Taking Necessary Actions To Tackle Climate Change and Its Impacts

June 27, 2020

With the advent of globalization in India in 1991, the increased global trade gave a boost to the economy, resulting in better incomes and hence, a rising demand of goods and services. This growing consumerism has put a stress on our natural resources due to their over-exploitation and has given rise to problems like pollution, environmental degradation, loss of biodiversity and reduced forest-cover. There has been an onset of climatic disruptions such as global warming due to increasing greenhouse gases in the earth's atmosphere, triggered by the anthropogenic activities.

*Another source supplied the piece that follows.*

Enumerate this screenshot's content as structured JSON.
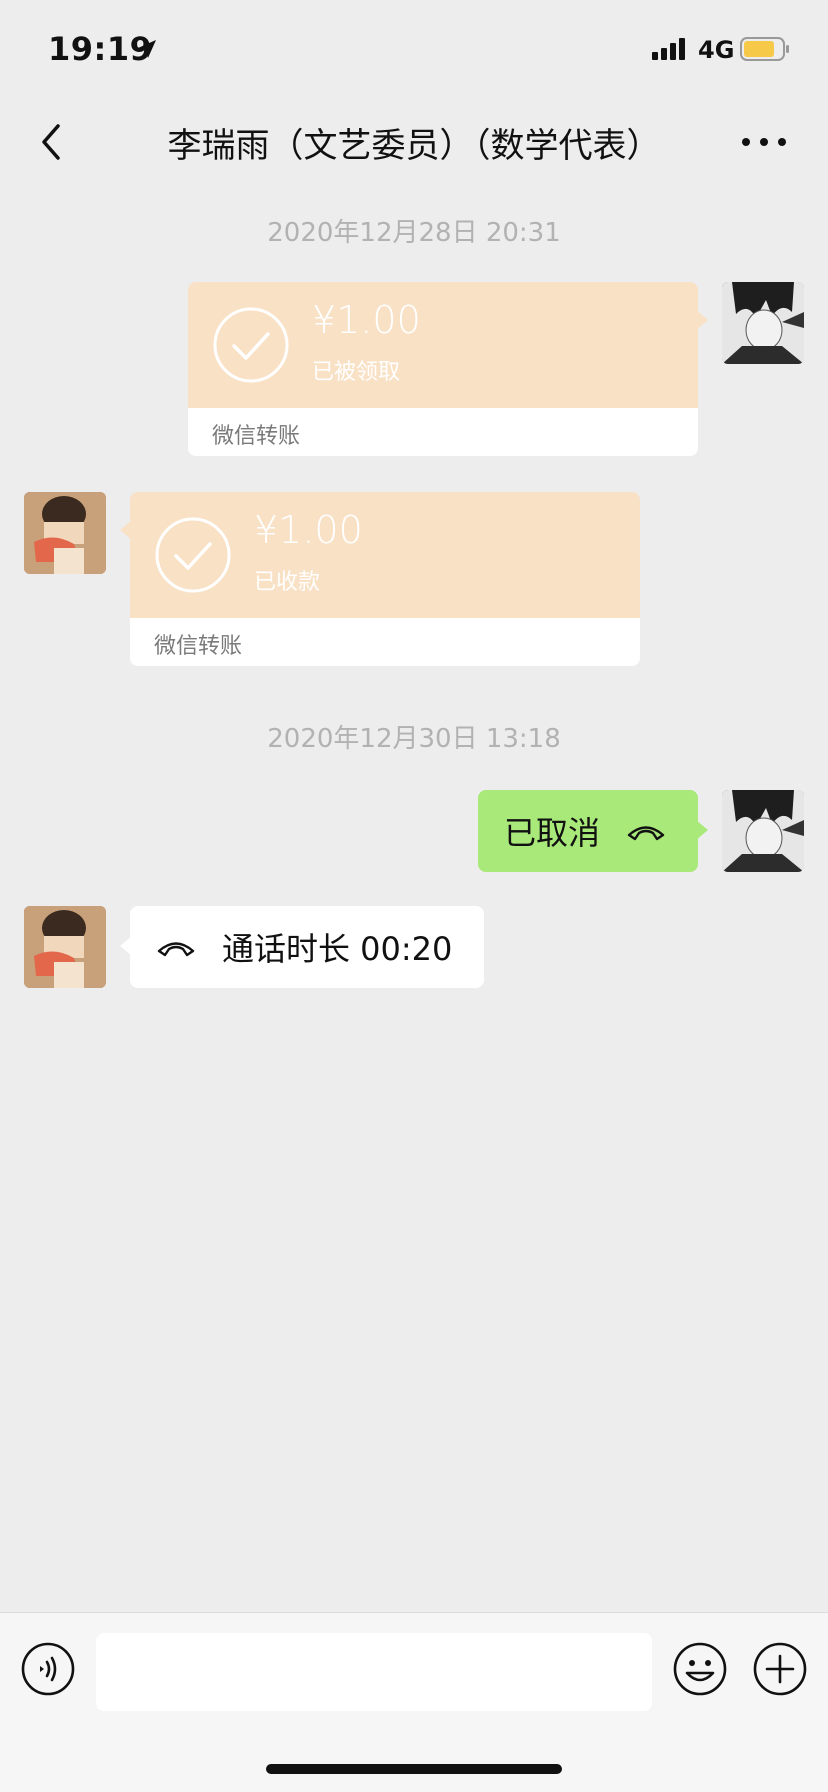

Global warming has led to rising sea levels which is evident through a report 'Climate Change:Global Sea Level' by Rebecca Lindsey [1]. According to her, sea levels are rising at the fastest rate in 3000 years, an average of 3.6 millimeters per year, which is happening due to the thermal expansion of oceans and the melting of glaciers.Due to the rising sea levels, Indonesia in 2019 announced to move the capital city away from Jakarta to Borneo’s East Kalimantan Province between Samarinda City and the port city of Balikpapan because it is sinking as much as 25 cm per year [2].Climate change is also taking a toll on the islands in Pacific, as evident from the rising sea levels in the Kiribati Islands, Pacific ocean [3].

Initially, people thought that climate change is a matter that can be handled only by scientists and environmentalists. As the situation is getting out of control, people need to take responsibility and make it into a movement to restore the environment. Naomi Klein, in her book 'This Changes Everything', gave the example of ‘slavery’, which was not considered a serious issue until the Civil Rights Movement was launched. By providing this example, she wants us to show that mass movement has a great power to bring about a change, and similarily, Mahatam Gandhi also said, 'You must be the change you want to see in the world'.

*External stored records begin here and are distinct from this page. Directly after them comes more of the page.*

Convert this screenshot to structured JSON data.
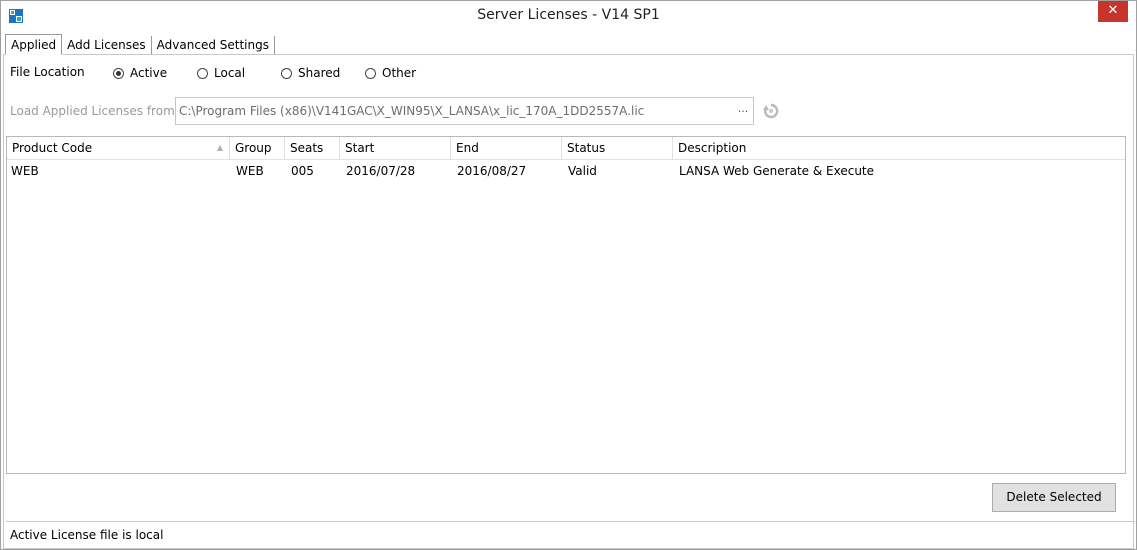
{
  "window": {
    "title": "Server Licenses - V14 SP1",
    "close_label": "✕",
    "icon": "app-grid-icon",
    "accent_color": "#c7342b"
  },
  "tabs": [
    {
      "label": "Applied",
      "active": true
    },
    {
      "label": "Add Licenses",
      "active": false
    },
    {
      "label": "Advanced Settings",
      "active": false
    }
  ],
  "file_location": {
    "label": "File Location",
    "options": [
      {
        "label": "Active",
        "checked": true
      },
      {
        "label": "Local",
        "checked": false
      },
      {
        "label": "Shared",
        "checked": false
      },
      {
        "label": "Other",
        "checked": false
      }
    ]
  },
  "load": {
    "label": "Load Applied Licenses from",
    "path": "C:\\Program Files (x86)\\V141GAC\\X_WIN95\\X_LANSA\\x_lic_170A_1DD2557A.lic",
    "browse_label": "...",
    "refresh_icon": "refresh-icon"
  },
  "grid": {
    "columns": [
      "Product Code",
      "Group",
      "Seats",
      "Start",
      "End",
      "Status",
      "Description"
    ],
    "sort_indicator": "▲",
    "rows": [
      {
        "cells": [
          "WEB",
          "WEB",
          "005",
          "2016/07/28",
          "2016/08/27",
          "Valid",
          "LANSA Web Generate & Execute"
        ]
      }
    ]
  },
  "actions": {
    "delete_label": "Delete Selected"
  },
  "status": {
    "text": "Active License file is local"
  }
}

The Government of India is committed to combating climate-change by promoting the use of renewable energy resources. In 2018, it announced a farmer-oriented solar-power scheme of Rs 1.4 lakh crore called Kisan Urja Suraksha Evam Utthan Mahabhiyan (KUSUM). The scheme involves decentralized solar-power production of upto 28,250 Megawatt (Mw) over five years [4]. With the introduction of this scheme, many people are preferring solar-energy over thermal or nuclear energy, where the former is a nature-friendly energy resource as it is renewable.The Government in India has made it mandatory to do rain-water harvesting in buildings like hospitals, schools, multi-storeyed residential buildings,etc. to replenish underground water levels, which was getting depleted due to too many bore-wells [5].


South Indian Solar Panel, Source: India Farm Blog,https://www.indiafarmsblog.com/2014/03/17/setting-up-solar-farms-its-c
Solar Farm in India [7]


Due to the ongoing COVID19 pandemic, the entire world is under lock-down, which has helped nature in reviving itself. It is evident that every year, the pollution is rising at an alarming rate in India, but, now in the time of lock-down, as mentioned in an article published by the New Indian Express, it has reduced by 49% [6]. This pandemic has taught us a crucial lesson that nature does not need us, but we need nature, and hence, we should care for it. Nature should not be over-exploited and its resources should be utilized astutely so that we can live in a total harmony with our surroundings. This is the key to us achieving Sustainable Development Goals 2030.

(Vartika Sharma is an Intern with OneWorld Foundation India)